We stopped in SB to play polo and of course hit up a taqueria in Isla Vista. We all ordered
burritos, not knowing what we were in for size wise. Kyle ordered a bunch of massive nachos too, which of course we ate. Half way through burrito course we couldn’t eat anymore. Kyle’s moment, “Come on, you can do it, 4th quarter push.” This 4th quarter push became a team mantra and a saying we used at team dinners and games. I call Kyle my Yoda, he is such a great mentor and an amazing support in my water polo career as both a player and coach.
Additionally… a Craig memory…. Driving back from LA summer polo. HOT so HOT with NO
AC in a 10 passenger van and bad radio. So we stopped at a gas station and bought tapes. Not sure if you know what a cassette tape is :). But the only thing they had was old skool bad rap and funk. Now old skool is defined that this was in the 90s. 🙂 Hilarious and memorable trip.

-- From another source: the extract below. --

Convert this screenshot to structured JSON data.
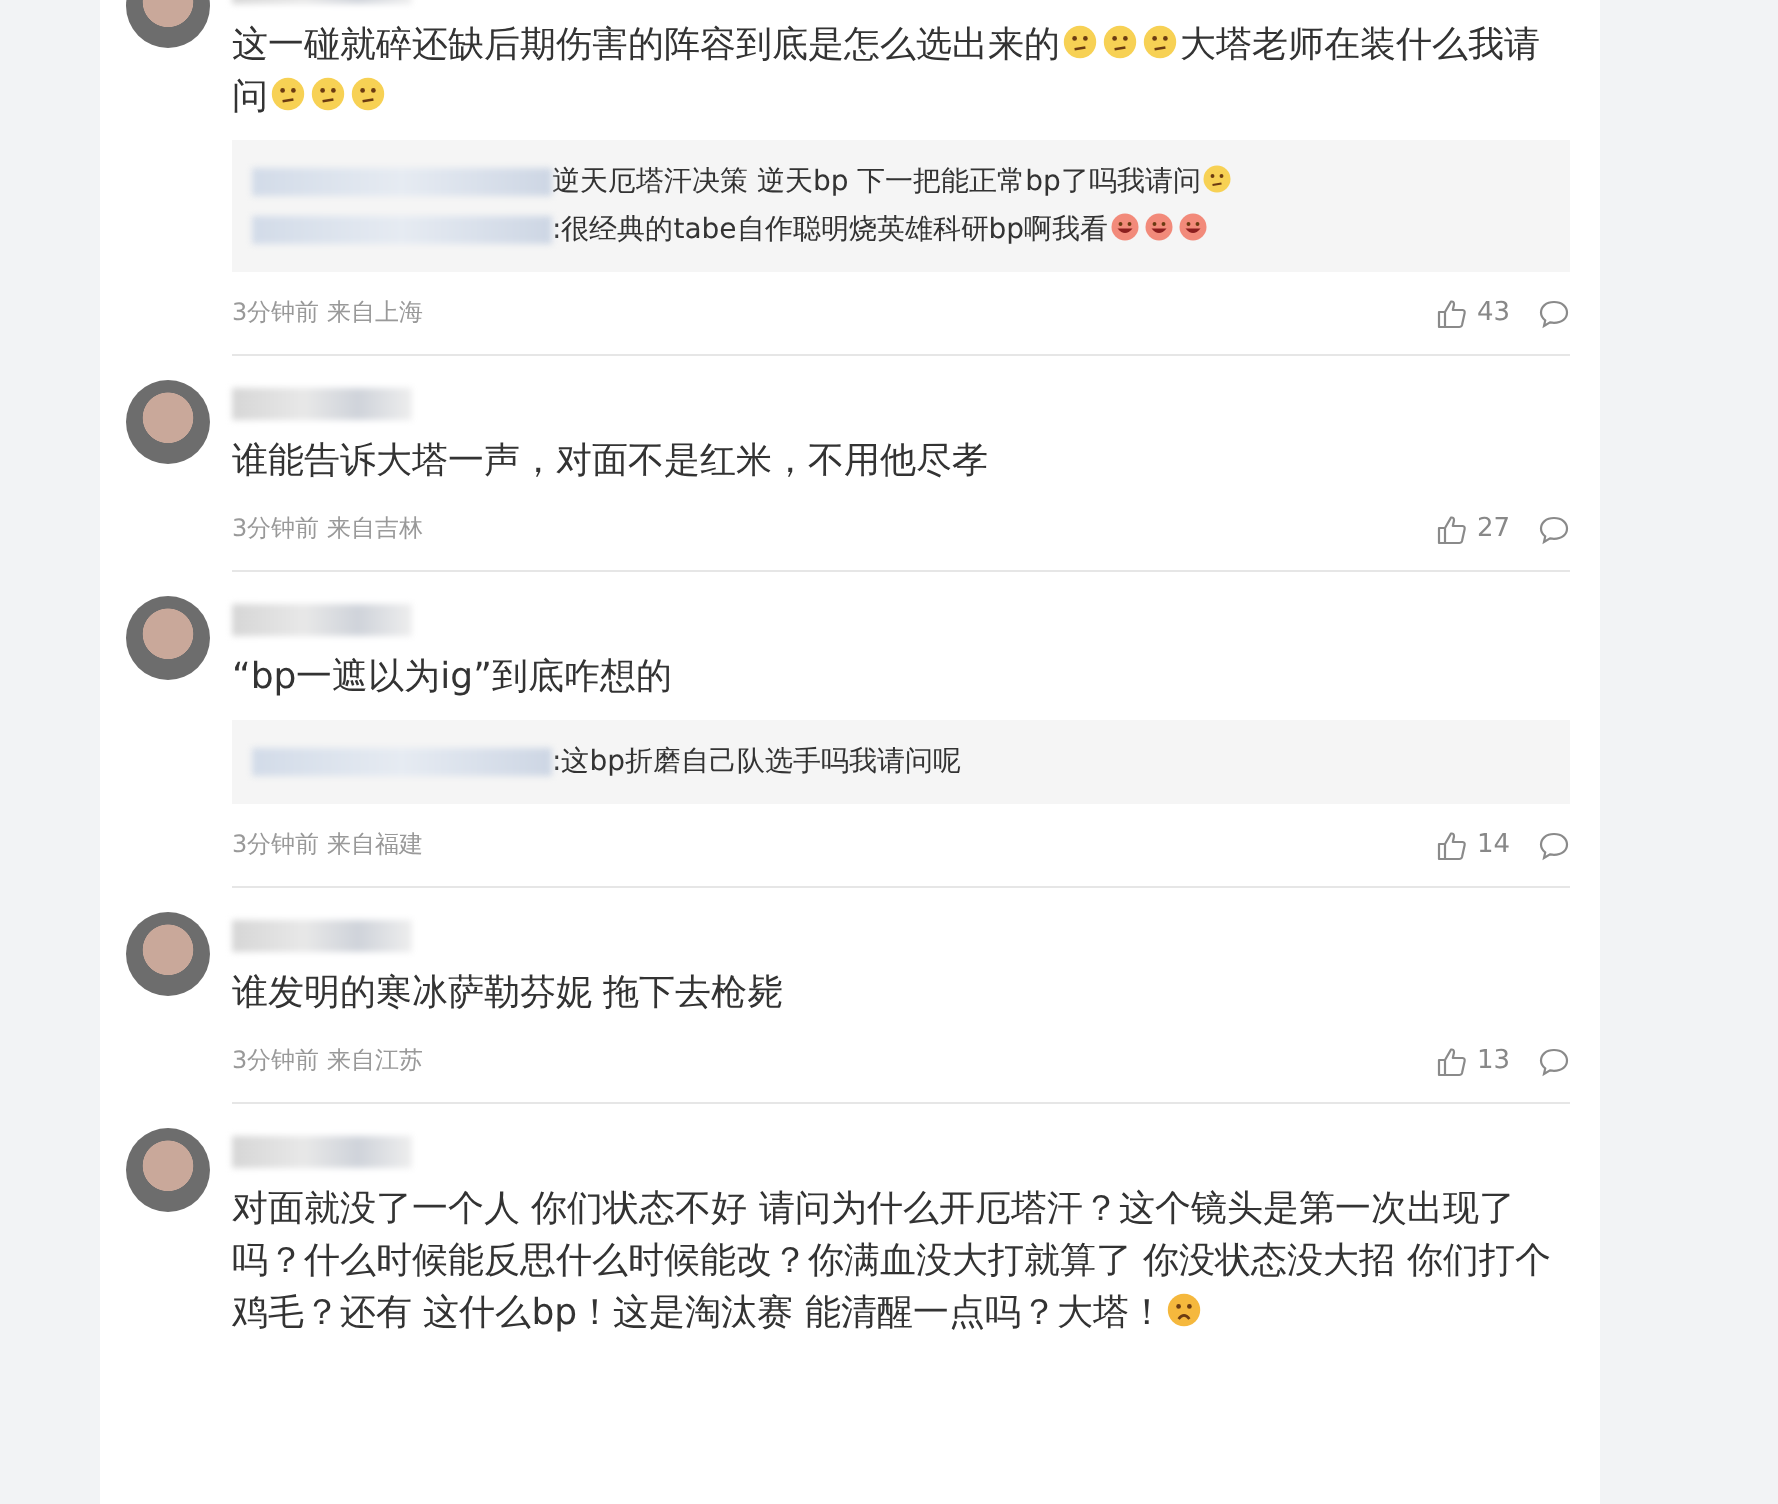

When I mentioned that Josh Minnis was my first coach at Stanford…
Josh Minnis?? As in Josh? About this tall? *motions around her thigh* You’re kidding, I
remember Josh as the little kid eating fries on the pool deck all the time. During winter polo
when we were Peninsula United, PU! Craig and Teddy made us do a TON of conditioning. Of
them being these things called Hungarian Lung-Busters, and you would have to sprint butterfly across the pool, get out, do pushups, come back underwater with no breaths, and get out and do more pushups. It was horrible, but whenever we were done, we would be gasping on the wall, we would call Josh over and open our mouths, and he would drop fries in, he was kind of like a mother bird to us.
Number in HS #11
Number in College #7